On appeal, the Third Circuit reversed the trial court's ruling that plaintiffs had failed to set forth a viable sex discrimination claim against Shred-It. Specifically, the Court recognized that the plaintiffs had introduced testimony that conflicted with the evidence set forth by Shred-It as to how training programs and opportunities were provided and how sales territories were assigned. The Third Circuit held that Shred-It's reason for terminating two of the plaintiffs - failure to meet their minimum required sales quotas - did not automatically become legitimate and non-discriminatory simply because plaintiffs' performance failure was undisputed. Rather, the plaintiffs had introduced sufficient evidence to allow a jury to conclude that the reason why plaintiffs had failed to meet their required sales quotas was because they were improperly denied training opportunities and superior sales territories that were provided by Shred-It to its similarly situated male employees.

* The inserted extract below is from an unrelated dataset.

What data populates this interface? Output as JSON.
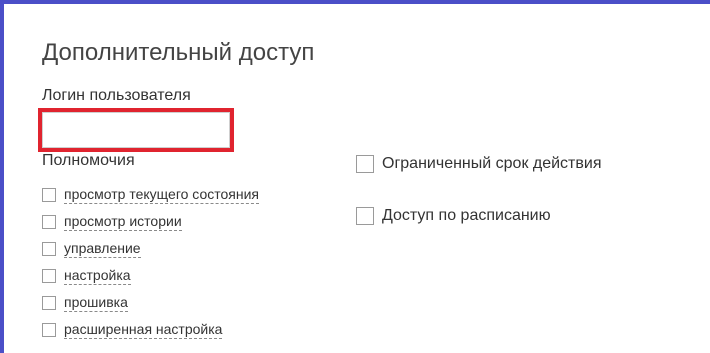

The Court reaffirmed the rule that an employer who discriminates on the basis of a protected class by failing to provide an employee with sufficient training, cannot then automatically escape liability under Title VII by subsequently terminating that employee for poor performance.

The Court also rejected the trial court's reliance upon Shred-It's past termination record of both male and female sales representatives, noting that "Shred-It's past employment statistics say nothing about the training and territory allocations of the male and female sales representatives who were terminated over the last five years or whether Shred-It otherwise discriminated against women in ways that affected their ability to meet the sales quotas, as is alleged here." Furthermore, the Court recognized that even if Shred-It's past employment statistics conclusively demonstrate no past discrimination of women, that would not immunize Shred-It from all present and future claims of discrimination.

The Third Circuit's full opinion in Grassmyer may be read here: